Part of the viper family, the fer-de-lance is well camouflaged and highly venomous. While not outwardly aggressive, if the fer-de-lance feels threatened in any way, it will lash out. Their venom possesses a powerful anticoagulant that can quickly lead to necrosis of limbs. Thanks to antivenom, fatalities from fer-de-lance bites are low, but amputations of necrotic tissue can be common.
The fer-de-lance can be found throughout the jungles and rainforests of Mexico, Central America, and South America. They feed on everything from small mammals, amphibians, and reptiles, including other snakes. Their ability to thrive in agricultural environments has posed a threat to banana and coffee farmers in Central and South America.
4. Russell’s Viper
The highly venomous Russell’s viper is one of the most feared snakes in Southeast Asia. Their venom is a vicious cocktail of toxins that can cause everything from neurological effects to blood loss and multi-organ failure.
These vipers are very adaptive and can be found in a variety of habitats. In Sri Lanka, their affinity for rice paddies has had deadly consequences for farmers. The Russell’s viper is also the leading cause of snake bite fatalities in several countries including India,Pakistan, Bangladesh, and Burma.
3. Coastal Taipan
The coastal taipan is known as “the most dangerous snake in Australia”. They are very vigilant and reactive snakes, often striking with the slightest sense of movement. They tend to bite multiple times, releasing a high dose of their toxic venom. Their venom can cause an array of life-threatening effects, including blood loss, paralysis, and organ damage. Prior to the development of antivenom, their bite almost always resulted in death.
Coastal taipans average a length of 6 feet and are mostly found in the northeastern coastal areas of Australia as well as Papua New Guinea. They mostly prey on small mammals and birds. Some find it fascinating; others find it terrifying; coastal taipans often travel with their heads raised above the landscape as they “scan” for prey.
2. Eastern Brown Snake
While the eastern brown snake is not particularly aggressive, its adaptability to populated areas and highly toxic venom make them very dangerous. These snakes are prevalent throughout eastern Australia.
They can thrive in a range of habitats and have adapted to developed areas. They have no issue taking shelter in backyard woodpiles, sheds, or potted plants. This has led to an increase in accidental confrontations and deadly consequences for both the snakes and humans. Many bites occur during landowners trying to chase off or kill snakes on their property.
The venom of an eastern brown snake contains an unfortunate mix of neurotoxins, coagulants, cardiotoxins, and nephrotoxins. These affect almost the entire body system, including the brain, heart, kidneys, and blood. Immediate medical intervention is needed if bitten. Eastern brown snakes are known as the “second most toxic land snake in the world”.
1. Inland Taipan
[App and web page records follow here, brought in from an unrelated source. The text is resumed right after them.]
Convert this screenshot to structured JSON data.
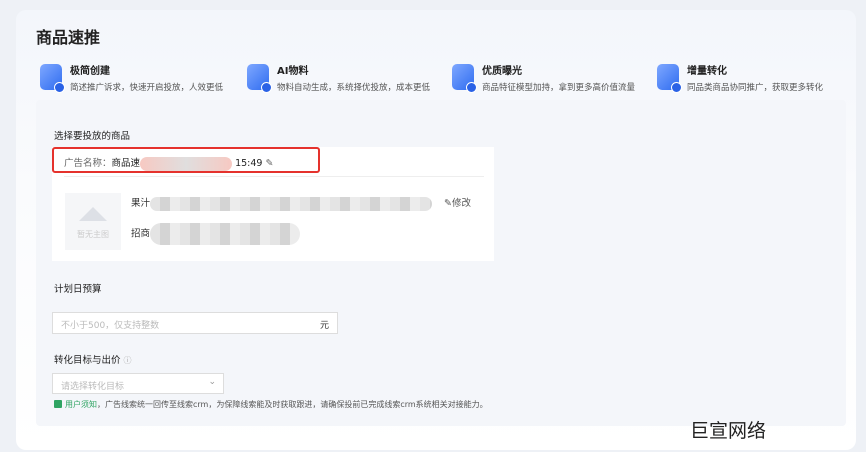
{
  "title": "商品速推",
  "features": [
    {
      "title": "极简创建",
      "desc": "简述推广诉求，快速开启投放，人效更低",
      "icon": "rocket-icon"
    },
    {
      "title": "AI物料",
      "desc": "物料自动生成，系统择优投放，成本更低",
      "icon": "ai-icon"
    },
    {
      "title": "优质曝光",
      "desc": "商品特征模型加持，拿到更多高价值流量",
      "icon": "play-icon"
    },
    {
      "title": "增量转化",
      "desc": "同品类商品协同推广，获取更多转化",
      "icon": "chart-icon"
    }
  ],
  "product_section": {
    "label": "选择要投放的商品",
    "ad_name_label": "广告名称：",
    "ad_name_prefix": "商品速",
    "ad_name_suffix": "15:49",
    "thumb_text": "暂无主图",
    "product_title_prefix": "果汁",
    "product_sub_prefix": "招商",
    "edit_label": "修改"
  },
  "budget": {
    "label": "计划日预算",
    "placeholder": "不小于500，仅支持整数",
    "unit": "元"
  },
  "conversion": {
    "label": "转化目标与出价",
    "placeholder": "请选择转化目标",
    "notice_link": "用户须知",
    "notice_text": "，广告线索统一回传至线索crm，为保障线索能及时获取跟进，请确保投前已完成线索crm系统相关对接能力。"
  },
  "watermark": "巨宣网络"
}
Holding the unfortunate title of “world’s most venomous snake”, the inland taipan is not a snake you’ll want to cross paths with! Thankfully, most people never will unless you plan to trek deep into the Australian Outback. They live in very remote arid regions, far from populated areas, and are rarely ever spotted. Inland taipans spend most of their time in underground burrows, and they are actually known to be quite docile. Although it’s not recommended that you try to handle one!
The venom of an inland taipan is considered the most dangerous due to its high toxicity and increased absorption factor. It contains hyaluronidase, an enzyme that increases the absorption rate of the toxins.
Although the inland taipan can pack a punch with their noxious venom, there are no reported cases of fatalities from one. Thanks in part to their remoteness and docile nature. Most reported bites occurred with snake handlers or those attempting to hold these snakes as pets. A good rule of thumb is to stay away from the inland taipan and the inland taipan will stay away from you!